Snapchat filters could be used to promote meningitis vaccines in secondary schools, under proposals put forward to NHS Health Scotland by marketing students from GCU.
The tactic was one of a range of social marketing suggestions proposed by students on the MSc International Marketing programme.
The consultancy project called on students to deliver ideas on how to communicate the importance of the immunisation programme to teenagers and parents.
Other proposals included creating a distinct brand for the programme, entitled Say No to Meningitis, establishing charity 5K runs, and setting up activist peer groups to promote the immunisation message.
Jane Hoeflich, marketing manager at NHS Health Scotland, said: "Engaging with parents and children to make sure they have the best information possible regarding immunisation is an absolute priority for us.

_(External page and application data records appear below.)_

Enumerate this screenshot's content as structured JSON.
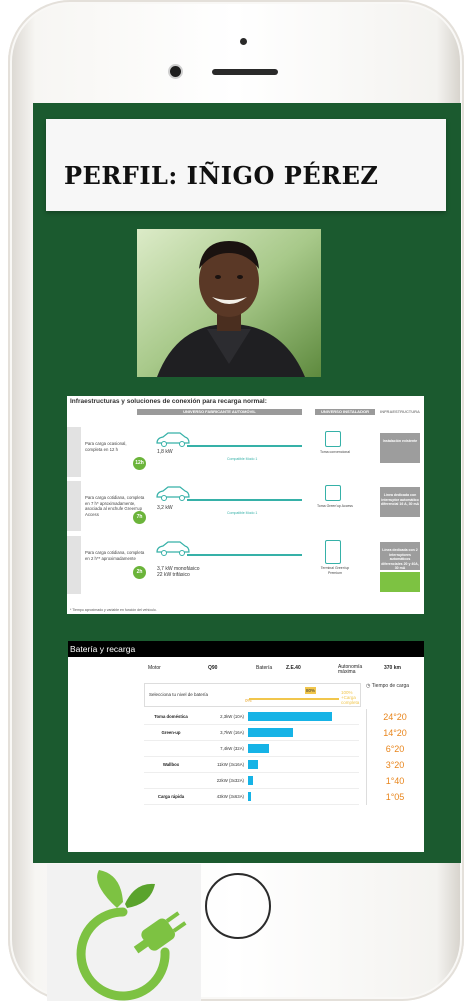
{
  "profile": {
    "title": "PERFIL:  IÑIGO PÉREZ"
  },
  "infographic": {
    "title": "Infraestructuras y soluciones de conexión para recarga normal:",
    "col_car": "UNIVERSO FABRICANTE AUTOMÓVIL",
    "col_inst": "UNIVERSO INSTALADOR",
    "col_infra": "INFRAESTRUCTURA",
    "rows": [
      {
        "desc": "Para carga ocasional, completa en 12 h",
        "hours": "12h",
        "kw": "1,8 kW",
        "modo": "Compatible Modo 1",
        "socket": "Toma convencional",
        "infra": "Instalación existente"
      },
      {
        "desc": "Para carga cotidiana, completa en 7 h* aproximadamente, asociada al enchufe Green'up Access",
        "hours": "7h",
        "kw": "3,2 kW",
        "modo": "Compatible Modo 1",
        "socket": "Toma Green'up Access",
        "infra": "Línea dedicada con interruptor automático diferencial 16 A, 30 mA"
      },
      {
        "desc": "Para carga cotidiana, completa en 2 h** aproximadamente",
        "hours": "2h",
        "kw": "3,7 kW monofásico\n22 kW trifásico",
        "modo": "",
        "socket": "Terminal Green'up Premium",
        "infra": "Línea dedicada con 2 interruptores automáticos diferenciales 20 y 40A, 30 mA"
      }
    ],
    "footnote": "* Tiempo aproximado y variable en función del vehículo."
  },
  "battery": {
    "header": "Batería y recarga",
    "motor_label": "Motor",
    "motor_value": "Q90",
    "bateria_label": "Batería",
    "bateria_value": "Z.E.40",
    "autonomia_label": "Autonomía máxima",
    "autonomia_value": "370 km",
    "select_label": "Selecciona tu nivel de batería",
    "pct_start": "0%",
    "pct_marker": "80%",
    "pct_end": "100% +Carga completa",
    "tiempo_label": "Tiempo de carga",
    "rows": [
      {
        "label": "Toma doméstica",
        "power": "2,3kW (10A)",
        "fill": 0.78,
        "time": "24°20"
      },
      {
        "label": "Green-up",
        "power": "3,7kW (16A)",
        "fill": 0.42,
        "time": "14°20"
      },
      {
        "label": "",
        "power": "7,4kW (32A)",
        "fill": 0.19,
        "time": "6°20"
      },
      {
        "label": "Wallbox",
        "power": "11kW (3x16A)",
        "fill": 0.09,
        "time": "3°20"
      },
      {
        "label": "",
        "power": "22kW (3x32A)",
        "fill": 0.05,
        "time": "1°40"
      },
      {
        "label": "Carga rápida",
        "power": "43kW (3x63A)",
        "fill": 0.03,
        "time": "1°05"
      }
    ]
  },
  "colors": {
    "screen_green": "#1b5a2f",
    "bar_blue": "#16b3e6",
    "time_orange": "#e8851c",
    "logo_green": "#7dc242"
  }
}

"By linking with the GCU students we were able to get informed, fresh perspectives from young adults on credible, social marketing led interventions aimed at improving an already successful immunisation programme.
"We were absolutely delighted with the innovative, well-evidenced input from all the students and are considering how to make best use of their inputs."
Brian Smith, lecturer in social marketing, said: "Partnering with NHS Health Scotland was a great way to advance our Common Good strategy.
"It also prepared the students for consultancy-based work, which many will find themselves doing during their careers.
"Giving students this type of exposure equips them well for future success."